A scientific illustration of the blackberry plant in my yard.
If you're reading my blog you probably have a teen that's into art, but there are other subjects that are also important to you. English, Math, Science, Music and so on... Every subject isn't an island, it's more like currents in an ocean of learning, they run into each other. Science and Art collide when we do scientific drawings.
This is a subject that interests me, as I spent some years studying microbiology and immunology. I never finished, I left it to start my family. Don't cry for me though, my grades weren't good enough to justify it! Besides my children are much more fun than any electron microscope.
My first scientific drawing was a conceptual design drawing for a helicopter chair. I wanted my father to help me by making some wooden helicopter blades that I could hook up to a lawn mower engine. Fortunately he said no, and so I'm here to tell you about it. I had learned to draw conceptual design drawings with measurements and labels from watching my father plan his wood working projects.
There are different styles of scientific drawings for different disciplines. Engineering drawings, Architectural drawings, Biology, Botany... there's even drawings for Chemistry, but they're pretty boring. The point is that art, even basic art is an essential skill to the young scientist. And an excellent avenue to get your young artist excited about science.
Today I'd like to talk to you about biology and botany drawings. As botany is a subject within biology the drawing styles and rules are quite similar. The main difference is between lab drawings and illustrations. You see, illustrations are meant to be fun and educational, and lab drawings are more plain, practical and serious.
So why incorporate scientific drawings into your science curriculum? Couldn't you just study the illustrations in the text book and have your student memorize the labels? You could, but... drawing and labeling it themselves will improve memory retention, increase their enjoyment of the subject and teach them to observe more carefully.
What should you have them draw? There are three areas where I think scientific drawing belongs in your homeschool curriculum: copying diagrams, lab drawings, and in a nature study journal.
- When studying things like the cell or the circulatory system drawing and labeling your own diagram cannot be beat for an effective study technique.
- Lab drawings; if you are fortunate enough to have a microscope or you do dissections, your student should be recording his or her observations in a lab book.
- A nature study journal is a scientific habit that has been made somewhat obsolete by the camera, but is a compelling way for a young scientist to begin to observe and catalogue the world around them. Some things to study include plants, insects, birds and animals.
Sometimes the rules are just constricting and limiting, especially from an artistic stand point. In my opinion they should be respected completely in the lab, mostly in study drawings, but stretched in nature journaling.
One rule that shouldn't be broken: Draw what you see. A scientific drawing ceases to be scientific when it is no longer a realistic representation of what you see. Drawing petals without observing how many petals and what shape is a cartoon not a scientific drawing.
Rules that should be broken.
- No shading only stippling. As soon as it's isn't a lab drawing I'd get rid of this one.
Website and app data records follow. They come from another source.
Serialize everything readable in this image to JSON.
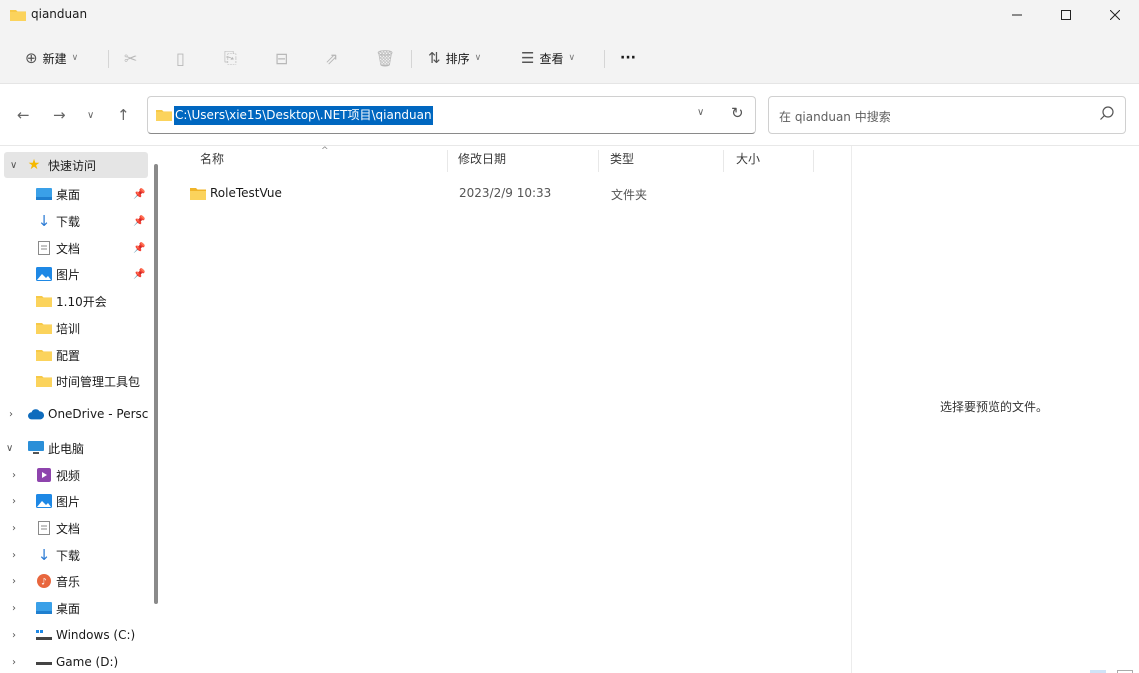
{
  "window": {
    "title": "qianduan"
  },
  "toolbar": {
    "new_label": "新建",
    "sort_label": "排序",
    "view_label": "查看",
    "more_label": "···"
  },
  "address": {
    "path": "C:\\Users\\xie15\\Desktop\\.NET项目\\qianduan"
  },
  "search": {
    "placeholder": "在 qianduan 中搜索"
  },
  "sidebar": {
    "items": [
      {
        "label": "快速访问",
        "icon": "star-icon"
      },
      {
        "label": "桌面",
        "icon": "desktop-icon",
        "pinned": true
      },
      {
        "label": "下载",
        "icon": "download-icon",
        "pinned": true
      },
      {
        "label": "文档",
        "icon": "document-icon",
        "pinned": true
      },
      {
        "label": "图片",
        "icon": "pictures-icon",
        "pinned": true
      },
      {
        "label": "1.10开会",
        "icon": "folder-icon"
      },
      {
        "label": "培训",
        "icon": "folder-icon"
      },
      {
        "label": "配置",
        "icon": "folder-icon"
      },
      {
        "label": "时间管理工具包",
        "icon": "folder-icon"
      },
      {
        "label": "OneDrive - Persc",
        "icon": "cloud-icon"
      },
      {
        "label": "此电脑",
        "icon": "computer-icon"
      },
      {
        "label": "视频",
        "icon": "video-icon"
      },
      {
        "label": "图片",
        "icon": "pictures-icon"
      },
      {
        "label": "文档",
        "icon": "document-icon"
      },
      {
        "label": "下载",
        "icon": "download-icon"
      },
      {
        "label": "音乐",
        "icon": "music-icon"
      },
      {
        "label": "桌面",
        "icon": "desktop-icon"
      },
      {
        "label": "Windows (C:)",
        "icon": "drive-icon"
      },
      {
        "label": "Game (D:)",
        "icon": "drive-icon"
      }
    ]
  },
  "list": {
    "columns": [
      "名称",
      "修改日期",
      "类型",
      "大小"
    ],
    "rows": [
      {
        "name": "RoleTestVue",
        "modified": "2023/2/9 10:33",
        "type": "文件夹",
        "size": ""
      }
    ]
  },
  "preview": {
    "text": "选择要预览的文件。"
  },
  "colors": {
    "accent": "#0067c0",
    "folder": "#f7c948",
    "chrome": "#f3f3f3"
  }
}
Good shading only improves the realism of a drawing.
- No color just a line drawing. Almost every illustration in your textbook will have color, what does that tell you? Try colored pencils or watercolor!
- No cursive, only printing. If you're drawing this for yourself and you want to use cursive, then use cursive it will only improve your drawing.
- All labels to the right. If you're doing it for yourself there's more than one way to label a drawing. If you simply want a title without labels in your journal, why not?